Tucker has been working with Lance Taylor, executive director of the Arkansas Activities Association, on ways to have AEDs available to all schools statewide.

"Our goal is to have one of these in every school out there," Taylor said.

Achieving that goal will require deep pockets. Tucker said an individual AED can cost $1,500, though the units can be as low as $900 if bought "in bulk." The AAA doesn't have the power to require school districts to have AEDs on-site, and any action from the state legislature would first require freeing up enough money from the state's budget to purchase the units.

Until that happens, Tucker plans to aggressively pursue other avenues.

"It's going to need private donations, and it's going to need corporate support," Tucker said.

Tayloralso said the AAA is discussing adding AED training to its requirements for coaching certification.


Connect: Have a thought or feedback about this?

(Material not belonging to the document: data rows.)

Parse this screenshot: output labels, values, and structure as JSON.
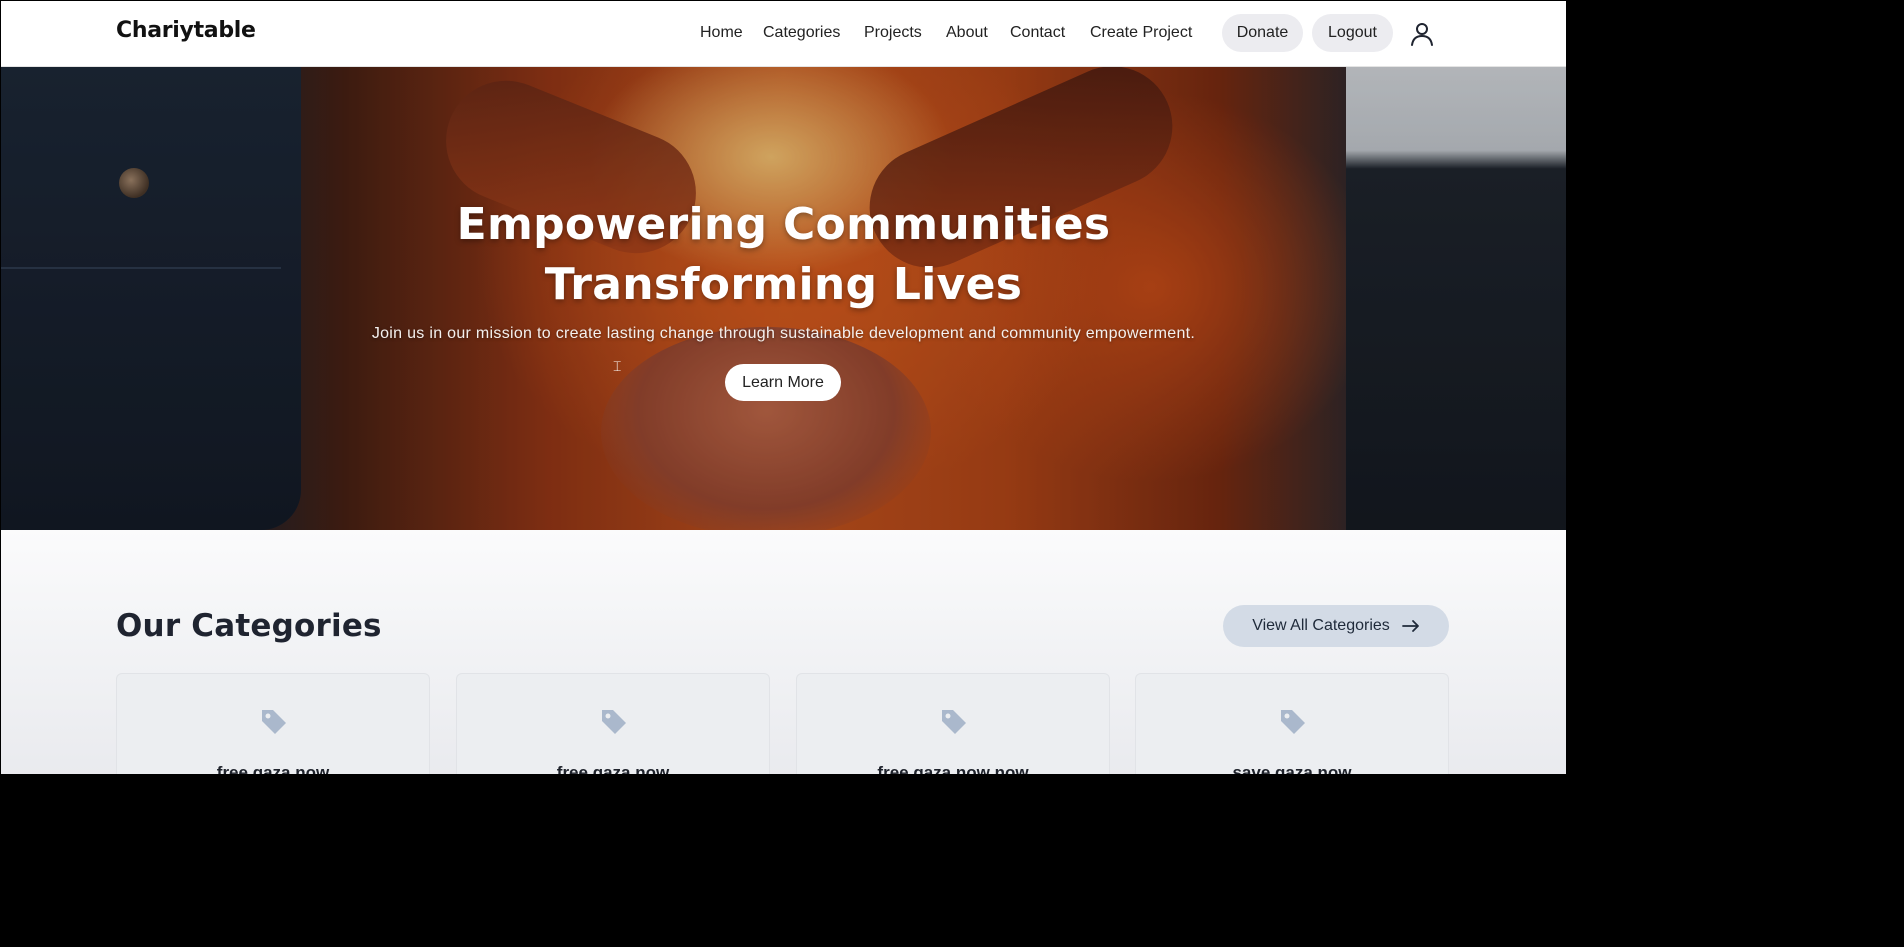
{
  "navbar": {
    "brand": "Chariytable",
    "links": [
      "Home",
      "Categories",
      "Projects",
      "About",
      "Contact",
      "Create Project"
    ],
    "donate_label": "Donate",
    "logout_label": "Logout",
    "user_icon": "user-icon"
  },
  "hero": {
    "title_line1": "Empowering Communities",
    "title_line2": "Transforming Lives",
    "subtitle": "Join us in our mission to create lasting change through sustainable development and community empowerment.",
    "cta_label": "Learn More"
  },
  "categories": {
    "heading": "Our Categories",
    "view_all_label": "View All Categories",
    "view_all_icon": "arrow-right-icon",
    "items": [
      {
        "name": "free gaza now",
        "icon": "tag-icon"
      },
      {
        "name": "free gaza now",
        "icon": "tag-icon"
      },
      {
        "name": "free gaza now now",
        "icon": "tag-icon"
      },
      {
        "name": "save gaza now",
        "icon": "tag-icon"
      }
    ]
  },
  "colors": {
    "pill_bg": "#ececf0",
    "view_all_bg": "#d3dbe6",
    "tag_icon": "#aab8cc"
  }
}
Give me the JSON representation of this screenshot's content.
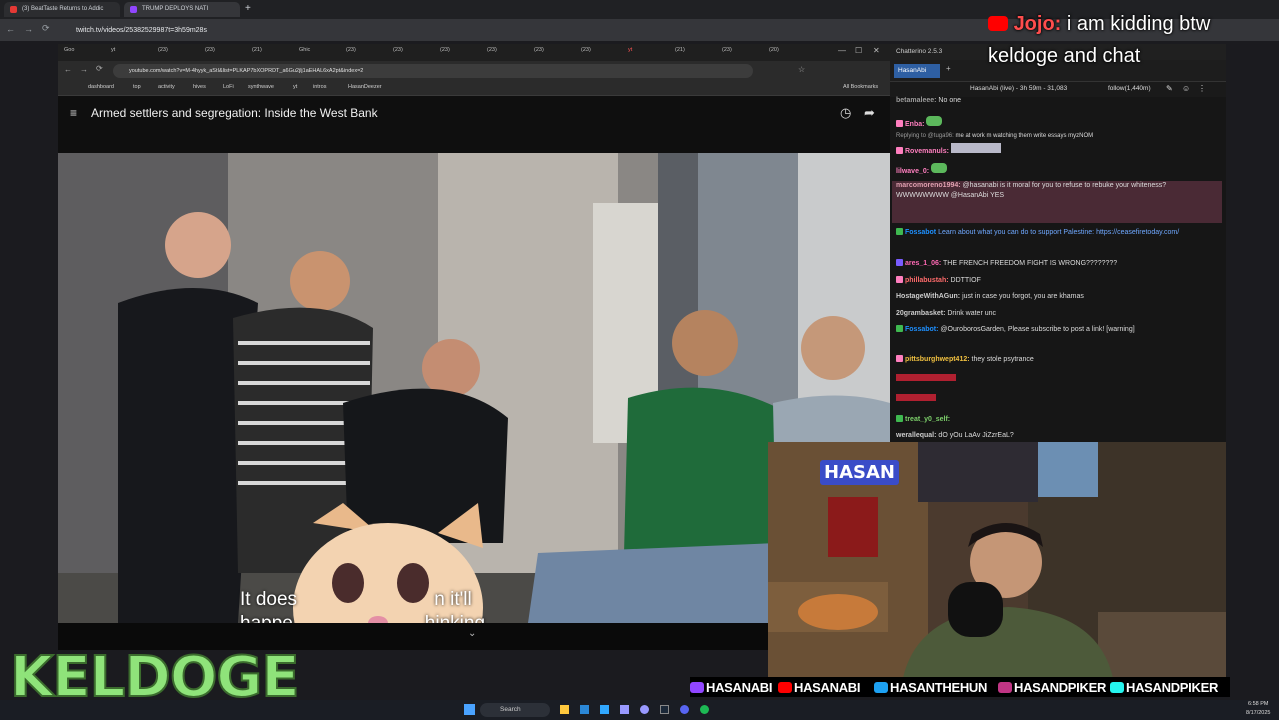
{
  "outer_browser": {
    "tabs": [
      {
        "label": "(3) BeatTaste Returns to Addic",
        "color": "#e53935"
      },
      {
        "label": "TRUMP DEPLOYS NATI",
        "color": "#9146ff"
      }
    ],
    "url": "twitch.tv/videos/25382529987t=3h59m28s"
  },
  "inner_browser": {
    "tabs": [
      "Goo",
      "yt",
      "(23)",
      "(23)",
      "(21)",
      "Ghic",
      "(23)",
      "(23)",
      "(23)",
      "(23)",
      "(23)",
      "(23)",
      "yt",
      "(21)",
      "(23)",
      "(20)"
    ],
    "url": "youtube.com/watch?v=M-4hyyk_aStI&list=PLKAP7bXOPRDT_a6Gu2jlj1aEHAL6xA2pt&index=2",
    "bookmarks": [
      "dashboard",
      "top",
      "activity",
      "hives",
      "LoFi",
      "synthwave",
      "yt",
      "intros",
      "HasanDeezer"
    ],
    "all_bookmarks": "All Bookmarks"
  },
  "youtube": {
    "title": "Armed settlers and segregation: Inside the West Bank",
    "caption_line1": "It does                          n it'll",
    "caption_line2": "happe                         hinking."
  },
  "chat": {
    "app_title": "Chatterino 2.5.3",
    "tab_label": "HasanAbi",
    "header": "HasanAbi (live) - 3h 59m - 31,083",
    "follow": "follow(1,440m)",
    "messages": [
      {
        "user": "betamaleee:",
        "text": "No one",
        "color": "#9b9b9b"
      },
      {
        "user": "Enba:",
        "text": "",
        "color": "#ff7fbf"
      },
      {
        "user": "Replying to @tuga96:",
        "text": "me at work m watching them write essays myzNOM",
        "color": "#9b9b9b"
      },
      {
        "user": "Rovemanuls:",
        "text": "",
        "color": "#ff7fbf"
      },
      {
        "user": "lilwave_0:",
        "text": "",
        "color": "#ff7fbf"
      },
      {
        "user": "marcomoreno1994:",
        "text": "@hasanabi is it moral for you to refuse to rebuke your whiteness?",
        "color": "#d8a"
      },
      {
        "user": "",
        "text": "WWWWWWWW @HasanAbi YES",
        "color": "#cc44ff"
      },
      {
        "user": "Fossabot",
        "text": "Learn about what you can do to support Palestine: https://ceasefiretoday.com/",
        "color": "#1e90ff"
      },
      {
        "user": "ares_1_06:",
        "text": "THE FRENCH FREEDOM FIGHT IS WRONG????????",
        "color": "#ff69b4"
      },
      {
        "user": "phillabustah:",
        "text": "DDTTIOF",
        "color": "#ff6b6b"
      },
      {
        "user": "HostageWithAGun:",
        "text": "just in case you forgot, you are khamas",
        "color": "#ccc"
      },
      {
        "user": "20grambasket:",
        "text": "Drink water unc",
        "color": "#ccc"
      },
      {
        "user": "Fossabot:",
        "text": "@OuroborosGarden, Please subscribe to post a link! [warning]",
        "color": "#1e90ff"
      },
      {
        "user": "pittsburghwept412:",
        "text": "they stole psytrance",
        "color": "#f0c040"
      },
      {
        "user": "treat_y0_self:",
        "text": "",
        "color": "#7ccf6a"
      },
      {
        "user": "werallequal:",
        "text": "dO yOu LaAv JiZzrEaL?",
        "color": "#ccc"
      }
    ]
  },
  "overlay": {
    "speaker": "Jojo:",
    "message": "i am kidding btw",
    "line2": "keldoge and chat"
  },
  "webcam_sign": "HASAN",
  "socials": [
    {
      "handle": "HASANABI",
      "color": "#9146ff"
    },
    {
      "handle": "HASANABI",
      "color": "#ff0000"
    },
    {
      "handle": "HASANTHEHUN",
      "color": "#1da1f2"
    },
    {
      "handle": "HASANDPIKER",
      "color": "#c13584"
    },
    {
      "handle": "HASANDPIKER",
      "color": "#ffffff"
    }
  ],
  "brand_text": "KELDOGE",
  "taskbar": {
    "search": "Search",
    "time": "6:58 PM",
    "date": "8/17/2025"
  }
}
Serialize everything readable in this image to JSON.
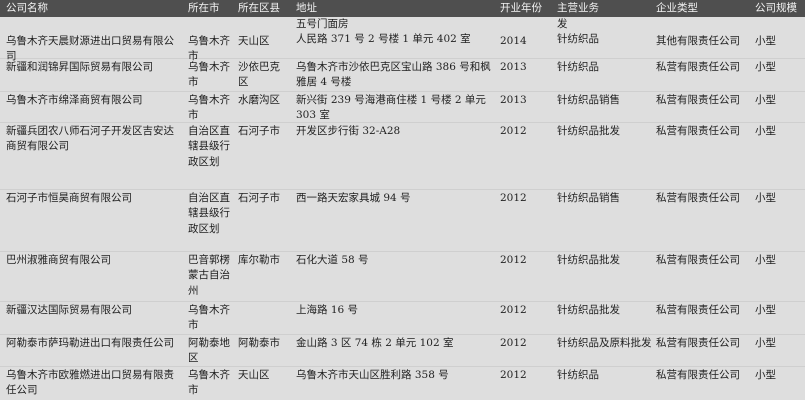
{
  "headers": {
    "name": "公司名称",
    "city": "所在市",
    "district": "所在区县",
    "address": "地址",
    "year": "开业年份",
    "business": "主营业务",
    "type": "企业类型",
    "scale": "公司规模"
  },
  "rows": [
    {
      "name": "乌鲁木齐天晨财源进出口贸易有限公司",
      "city": "乌鲁木齐市",
      "district": "天山区",
      "address": "五号门面房\n人民路 371 号 2 号楼 1 单元 402 室",
      "year": "2014",
      "business": "发\n针纺织品",
      "type": "其他有限责任公司",
      "scale": "小型"
    },
    {
      "name": "新疆和润锦昇国际贸易有限公司",
      "city": "乌鲁木齐市",
      "district": "沙依巴克区",
      "address": "乌鲁木齐市沙依巴克区宝山路 386 号和枫雅居 4 号楼",
      "year": "2013",
      "business": "针纺织品",
      "type": "私营有限责任公司",
      "scale": "小型"
    },
    {
      "name": "乌鲁木齐市绵泽商贸有限公司",
      "city": "乌鲁木齐市",
      "district": "水磨沟区",
      "address": "新兴街 239 号海港商住楼 1 号楼 2 单元 303 室",
      "year": "2013",
      "business": "针纺织品销售",
      "type": "私营有限责任公司",
      "scale": "小型"
    },
    {
      "name": "新疆兵团农八师石河子开发区吉安达商贸有限公司",
      "city": "自治区直辖县级行政区划",
      "district": "石河子市",
      "address": "开发区步行街 32-A28",
      "year": "2012",
      "business": "针纺织品批发",
      "type": "私营有限责任公司",
      "scale": "小型"
    },
    {
      "name": "石河子市恒昊商贸有限公司",
      "city": "自治区直辖县级行政区划",
      "district": "石河子市",
      "address": "西一路天宏家具城 94 号",
      "year": "2012",
      "business": "针纺织品销售",
      "type": "私营有限责任公司",
      "scale": "小型"
    },
    {
      "name": "巴州淑雅商贸有限公司",
      "city": "巴音郭楞蒙古自治州",
      "district": "库尔勒市",
      "address": "石化大道 58 号",
      "year": "2012",
      "business": "针纺织品批发",
      "type": "私营有限责任公司",
      "scale": "小型"
    },
    {
      "name": "新疆汉达国际贸易有限公司",
      "city": "乌鲁木齐市",
      "district": "",
      "address": "上海路 16 号",
      "year": "2012",
      "business": "针纺织品批发",
      "type": "私营有限责任公司",
      "scale": "小型"
    },
    {
      "name": "阿勒泰市萨玛勒进出口有限责任公司",
      "city": "阿勒泰地区",
      "district": "阿勒泰市",
      "address": "金山路 3 区 74 栋 2 单元 102 室",
      "year": "2012",
      "business": "针纺织品及原料批发",
      "type": "私营有限责任公司",
      "scale": "小型"
    },
    {
      "name": "乌鲁木齐市欧雅燃进出口贸易有限责任公司",
      "city": "乌鲁木齐市",
      "district": "天山区",
      "address": "乌鲁木齐市天山区胜利路 358 号",
      "year": "2012",
      "business": "针纺织品",
      "type": "私营有限责任公司",
      "scale": "小型"
    }
  ]
}
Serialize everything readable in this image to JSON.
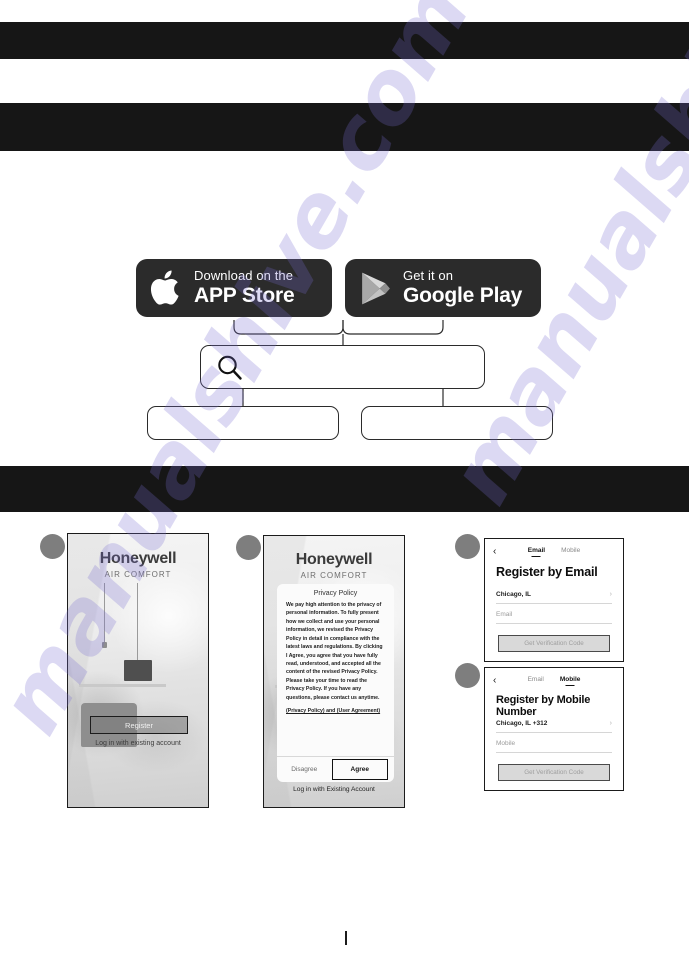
{
  "document": {
    "watermark": "manualshive.com",
    "redacted_bars": [
      "",
      "",
      ""
    ]
  },
  "store_badges": {
    "apple": {
      "icon": "apple-icon",
      "small": "Download on the",
      "big": "APP Store"
    },
    "google": {
      "icon": "google-play-icon",
      "small": "Get it on",
      "big": "Google Play"
    }
  },
  "flow": {
    "search_box": {
      "icon": "search-icon",
      "value": "",
      "placeholder": ""
    },
    "option_left": "",
    "option_right": ""
  },
  "steps": [
    {
      "marker": "",
      "id": "step-1"
    },
    {
      "marker": "",
      "id": "step-2"
    },
    {
      "marker": "",
      "id": "step-3"
    },
    {
      "marker": "",
      "id": "step-4"
    }
  ],
  "panel1": {
    "brand": "Honeywell",
    "subbrand": "AIR COMFORT",
    "register_button": "Register",
    "login_link": "Log in with existing account"
  },
  "panel2": {
    "brand": "Honeywell",
    "subbrand": "AIR COMFORT",
    "dialog": {
      "title": "Privacy Policy",
      "body": "We pay high attention to the privacy of personal information. To fully present how we collect and use your personal information, we revised the Privacy Policy in detail in compliance with the latest laws and regulations. By clicking I Agree, you agree that you have fully read, understood, and accepted all the content of the revised Privacy Policy. Please take your time to read the Privacy Policy. If you have any questions, please contact us anytime.",
      "links": "(Privacy Policy)  and  (User Agreement)",
      "disagree": "Disagree",
      "agree": "Agree"
    },
    "login_link": "Log in with Existing Account"
  },
  "panel3": {
    "back": "‹",
    "tab_email": "Email",
    "tab_mobile": "Mobile",
    "title": "Register by Email",
    "region": "Chicago, IL",
    "chevron": "›",
    "input_placeholder": "Email",
    "cta": "Get Verification Code"
  },
  "panel4": {
    "back": "‹",
    "tab_email": "Email",
    "tab_mobile": "Mobile",
    "title": "Register by Mobile Number",
    "region": "Chicago, IL +312",
    "chevron": "›",
    "input_placeholder": "Mobile",
    "cta": "Get Verification Code"
  },
  "colors": {
    "redaction": "#161616",
    "badge_bg": "#2b2b2b",
    "marker": "#7e7e7e",
    "watermark": "#786ed2"
  }
}
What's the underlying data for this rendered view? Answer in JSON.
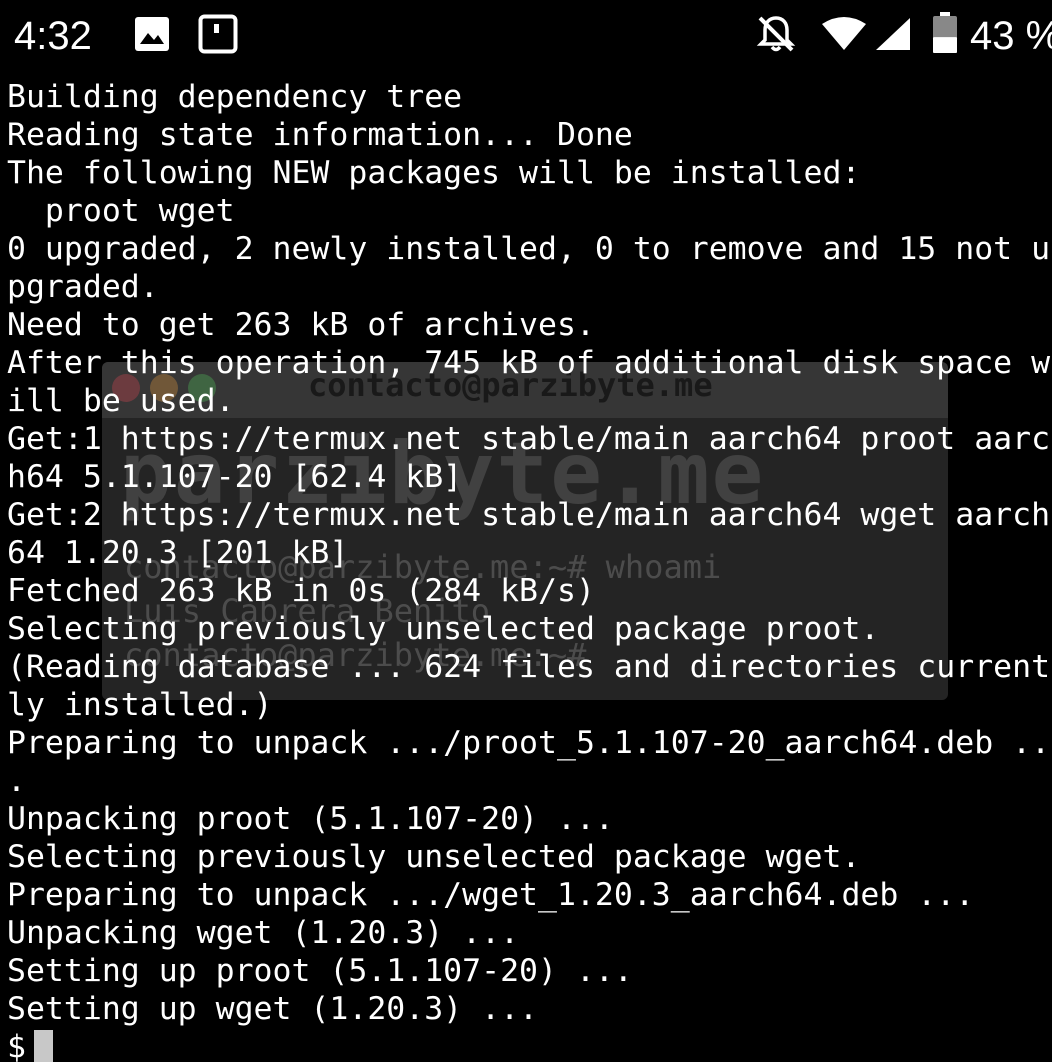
{
  "status_bar": {
    "time": "4:32",
    "battery_percent": "43 %",
    "icons": [
      "image-notification-icon",
      "app-notification-icon",
      "notifications-off-icon",
      "wifi-icon",
      "cell-signal-icon",
      "battery-icon"
    ],
    "battery_level": 0.43
  },
  "watermark": {
    "title": "contacto@parzibyte.me",
    "big_text": "parzibyte.me",
    "line1": "contacto@parzibyte.me:~# whoami",
    "line2": "Luis Cabrera Benito",
    "line3": "contacto@parzibyte.me:~#"
  },
  "terminal": {
    "lines": [
      "Building dependency tree",
      "Reading state information... Done",
      "The following NEW packages will be installed:",
      "  proot wget",
      "0 upgraded, 2 newly installed, 0 to remove and 15 not u",
      "pgraded.",
      "Need to get 263 kB of archives.",
      "After this operation, 745 kB of additional disk space w",
      "ill be used.",
      "Get:1 https://termux.net stable/main aarch64 proot aarc",
      "h64 5.1.107-20 [62.4 kB]",
      "Get:2 https://termux.net stable/main aarch64 wget aarch",
      "64 1.20.3 [201 kB]",
      "Fetched 263 kB in 0s (284 kB/s)",
      "Selecting previously unselected package proot.",
      "(Reading database ... 624 files and directories current",
      "ly installed.)",
      "Preparing to unpack .../proot_5.1.107-20_aarch64.deb ..",
      ".",
      "Unpacking proot (5.1.107-20) ...",
      "Selecting previously unselected package wget.",
      "Preparing to unpack .../wget_1.20.3_aarch64.deb ...",
      "Unpacking wget (1.20.3) ...",
      "Setting up proot (5.1.107-20) ...",
      "Setting up wget (1.20.3) ..."
    ],
    "prompt": "$"
  }
}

Add your comment now
Related Topics: Cardiac and Circulation

What's Your Take? Comment Now ...

Featured Careers & Jobs in EMS

 

 

Get JEMS in Your Inbox

 

Fire EMS Blogs


Blogger Browser

Today's Featured Posts

 

EMS Airway Clinic

Innovation & Progress

Follow in the footsteps of these inspirational leaders of EMS.
More >

Multimedia Thumb

Tennessee County EMS Shows Off CPR Tool

Lucas 2 in service in Bradley County.
Watch It >


Multimedia Thumb

Abilene Loses Helicopter Service

Native Air leaves city with only one air helicopter service.
Watch It >


Multimedia Thumb

D.C. Fire Chief Proposes another Controversial Ambulance Plan

Staffing change will leave immediate neighborhood without fire apparatus.
Watch It >


Multimedia Thumb

FDIC 2014 CHAT: MIKE MCEVOY AND A.J. HEIGHTMAN

Mike McEvoy and A.J. Heightman discuss some new EMS technology at FDIC 2014.
Watch It >


Multimedia Thumb

LMA MAD Nasal™

Needle-free intranasal drug delivery.
Watch It >


Multimedia Thumb

VividTrac offered by Vivid Medical - EMS Today 2013

VividTrac, affordable high performance video intubation device.
Watch It >


Multimedia Thumb

Field Bridge Xpress ePCR on iPad, Android, Kindle Fire

Sneak peek of customizable run forms & more.
Watch It >


More Product Videos >